What to work on: Give the data again exactly as written, without any of its pictures.

————

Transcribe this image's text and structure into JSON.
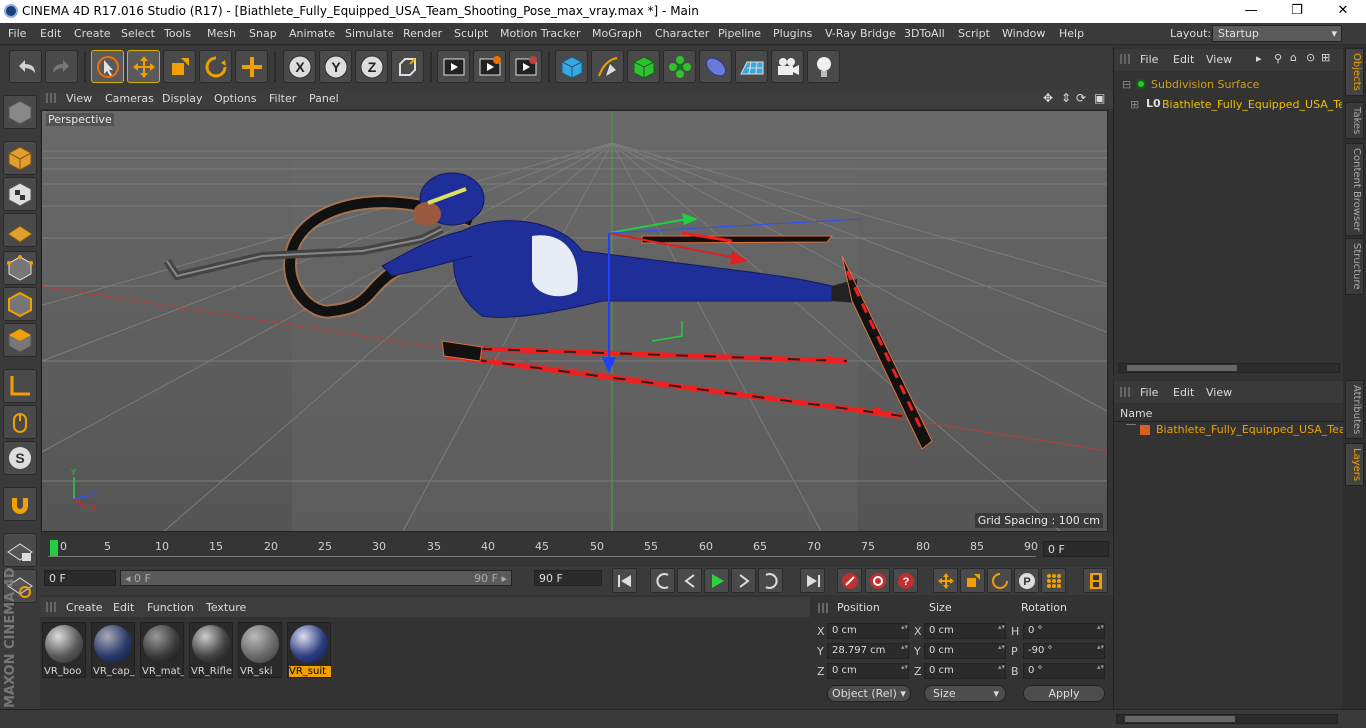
{
  "window": {
    "title": "CINEMA 4D R17.016 Studio (R17) - [Biathlete_Fully_Equipped_USA_Team_Shooting_Pose_max_vray.max *] - Main",
    "minimize": "—",
    "maximize": "❐",
    "close": "✕"
  },
  "menubar": {
    "items": [
      "File",
      "Edit",
      "Create",
      "Select",
      "Tools",
      "Mesh",
      "Snap",
      "Animate",
      "Simulate",
      "Render",
      "Sculpt",
      "Motion Tracker",
      "MoGraph",
      "Character",
      "Pipeline",
      "Plugins",
      "V-Ray Bridge",
      "3DToAll",
      "Script",
      "Window",
      "Help"
    ],
    "layout_label": "Layout:",
    "layout_value": "Startup"
  },
  "toolbar": {
    "icons": [
      "undo-icon",
      "redo-icon",
      "select-icon",
      "move-icon",
      "scale-icon",
      "rotate-icon",
      "add-icon",
      "x-axis-icon",
      "y-axis-icon",
      "z-axis-icon",
      "world-coord-icon",
      "render-view-icon",
      "render-picture-viewer-icon",
      "render-settings-icon",
      "cube-icon",
      "pen-icon",
      "subdivision-icon",
      "mograph-cloner-icon",
      "deformer-icon",
      "floor-icon",
      "camera-icon",
      "light-icon"
    ],
    "axis_labels": [
      "X",
      "Y",
      "Z"
    ]
  },
  "viewport": {
    "menu": [
      "View",
      "Cameras",
      "Display",
      "Options",
      "Filter",
      "Panel"
    ],
    "label": "Perspective",
    "grid_spacing": "Grid Spacing : 100 cm",
    "axis_x": "X",
    "axis_y": "Y",
    "axis_z": "Z"
  },
  "timeline": {
    "ticks": [
      "0",
      "5",
      "10",
      "15",
      "20",
      "25",
      "30",
      "35",
      "40",
      "45",
      "50",
      "55",
      "60",
      "65",
      "70",
      "75",
      "80",
      "85",
      "90"
    ],
    "current_frame": "0 F"
  },
  "transport": {
    "start": "0 F",
    "slider_start": "◂ 0 F",
    "slider_end": "90 F ▸",
    "end": "90 F"
  },
  "materials": {
    "menu": [
      "Create",
      "Edit",
      "Function",
      "Texture"
    ],
    "items": [
      {
        "name": "VR_boo",
        "color": "#5a5a5a"
      },
      {
        "name": "VR_cap_",
        "color": "#2a3a6a"
      },
      {
        "name": "VR_mat_",
        "color": "#3a3a3a"
      },
      {
        "name": "VR_Rifle",
        "color": "#444444"
      },
      {
        "name": "VR_ski",
        "color": "#6a6a6a"
      },
      {
        "name": "VR_suit",
        "color": "#2c3f82"
      }
    ]
  },
  "coords": {
    "headers": [
      "Position",
      "Size",
      "Rotation"
    ],
    "rows": [
      {
        "axis": "X",
        "pos": "0 cm",
        "saxis": "X",
        "size": "0 cm",
        "raxis": "H",
        "rot": "0 °"
      },
      {
        "axis": "Y",
        "pos": "28.797 cm",
        "saxis": "Y",
        "size": "0 cm",
        "raxis": "P",
        "rot": "-90 °"
      },
      {
        "axis": "Z",
        "pos": "0 cm",
        "saxis": "Z",
        "size": "0 cm",
        "raxis": "B",
        "rot": "0 °"
      }
    ],
    "mode": "Object (Rel)",
    "size_mode": "Size",
    "apply": "Apply"
  },
  "objects": {
    "menu": [
      "File",
      "Edit",
      "View"
    ],
    "items": [
      "Subdivision Surface",
      "Biathlete_Fully_Equipped_USA_Team"
    ]
  },
  "layers": {
    "menu": [
      "File",
      "Edit",
      "View"
    ],
    "column": "Name",
    "items": [
      "Biathlete_Fully_Equipped_USA_Team"
    ]
  },
  "sidetabs": [
    "Objects",
    "Takes",
    "Content Browser",
    "Structure",
    "Attributes",
    "Layers"
  ],
  "colors": {
    "accent": "#f0a000",
    "selection": "#d8b000",
    "x_axis": "#e03020",
    "y_axis": "#20d040",
    "z_axis": "#3050ff"
  }
}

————

Final answer:
Transcribe this image's text and structure into JSON.
{
  "window": {
    "title": "CINEMA 4D R17.016 Studio (R17) - [Biathlete_Fully_Equipped_USA_Team_Shooting_Pose_max_vray.max *] - Main",
    "minimize": "—",
    "maximize": "❐",
    "close": "✕"
  },
  "menubar": {
    "items": [
      "File",
      "Edit",
      "Create",
      "Select",
      "Tools",
      "Mesh",
      "Snap",
      "Animate",
      "Simulate",
      "Render",
      "Sculpt",
      "Motion Tracker",
      "MoGraph",
      "Character",
      "Pipeline",
      "Plugins",
      "V-Ray Bridge",
      "3DToAll",
      "Script",
      "Window",
      "Help"
    ],
    "layout_label": "Layout:",
    "layout_value": "Startup"
  },
  "toolbar": {
    "icons": [
      "undo-icon",
      "redo-icon",
      "select-icon",
      "move-icon",
      "scale-icon",
      "rotate-icon",
      "add-icon",
      "x-axis-icon",
      "y-axis-icon",
      "z-axis-icon",
      "world-coord-icon",
      "render-view-icon",
      "render-picture-viewer-icon",
      "render-settings-icon",
      "cube-icon",
      "pen-icon",
      "subdivision-icon",
      "mograph-cloner-icon",
      "deformer-icon",
      "floor-icon",
      "camera-icon",
      "light-icon"
    ],
    "axis_labels": [
      "X",
      "Y",
      "Z"
    ]
  },
  "viewport": {
    "menu": [
      "View",
      "Cameras",
      "Display",
      "Options",
      "Filter",
      "Panel"
    ],
    "label": "Perspective",
    "grid_spacing": "Grid Spacing : 100 cm",
    "axis_x": "X",
    "axis_y": "Y",
    "axis_z": "Z"
  },
  "timeline": {
    "ticks": [
      "0",
      "5",
      "10",
      "15",
      "20",
      "25",
      "30",
      "35",
      "40",
      "45",
      "50",
      "55",
      "60",
      "65",
      "70",
      "75",
      "80",
      "85",
      "90"
    ],
    "current_frame": "0 F"
  },
  "transport": {
    "start": "0 F",
    "slider_start": "◂ 0 F",
    "slider_end": "90 F ▸",
    "end": "90 F"
  },
  "materials": {
    "menu": [
      "Create",
      "Edit",
      "Function",
      "Texture"
    ],
    "items": [
      {
        "name": "VR_boo",
        "color": "#5a5a5a"
      },
      {
        "name": "VR_cap_",
        "color": "#2a3a6a"
      },
      {
        "name": "VR_mat_",
        "color": "#3a3a3a"
      },
      {
        "name": "VR_Rifle",
        "color": "#444444"
      },
      {
        "name": "VR_ski",
        "color": "#6a6a6a"
      },
      {
        "name": "VR_suit",
        "color": "#2c3f82"
      }
    ]
  },
  "coords": {
    "headers": [
      "Position",
      "Size",
      "Rotation"
    ],
    "rows": [
      {
        "axis": "X",
        "pos": "0 cm",
        "saxis": "X",
        "size": "0 cm",
        "raxis": "H",
        "rot": "0 °"
      },
      {
        "axis": "Y",
        "pos": "28.797 cm",
        "saxis": "Y",
        "size": "0 cm",
        "raxis": "P",
        "rot": "-90 °"
      },
      {
        "axis": "Z",
        "pos": "0 cm",
        "saxis": "Z",
        "size": "0 cm",
        "raxis": "B",
        "rot": "0 °"
      }
    ],
    "mode": "Object (Rel)",
    "size_mode": "Size",
    "apply": "Apply"
  },
  "objects": {
    "menu": [
      "File",
      "Edit",
      "View"
    ],
    "items": [
      "Subdivision Surface",
      "Biathlete_Fully_Equipped_USA_Team"
    ]
  },
  "layers": {
    "menu": [
      "File",
      "Edit",
      "View"
    ],
    "column": "Name",
    "items": [
      "Biathlete_Fully_Equipped_USA_Team"
    ]
  },
  "sidetabs": [
    "Objects",
    "Takes",
    "Content Browser",
    "Structure",
    "Attributes",
    "Layers"
  ],
  "colors": {
    "accent": "#f0a000",
    "selection": "#d8b000",
    "x_axis": "#e03020",
    "y_axis": "#20d040",
    "z_axis": "#3050ff"
  }
}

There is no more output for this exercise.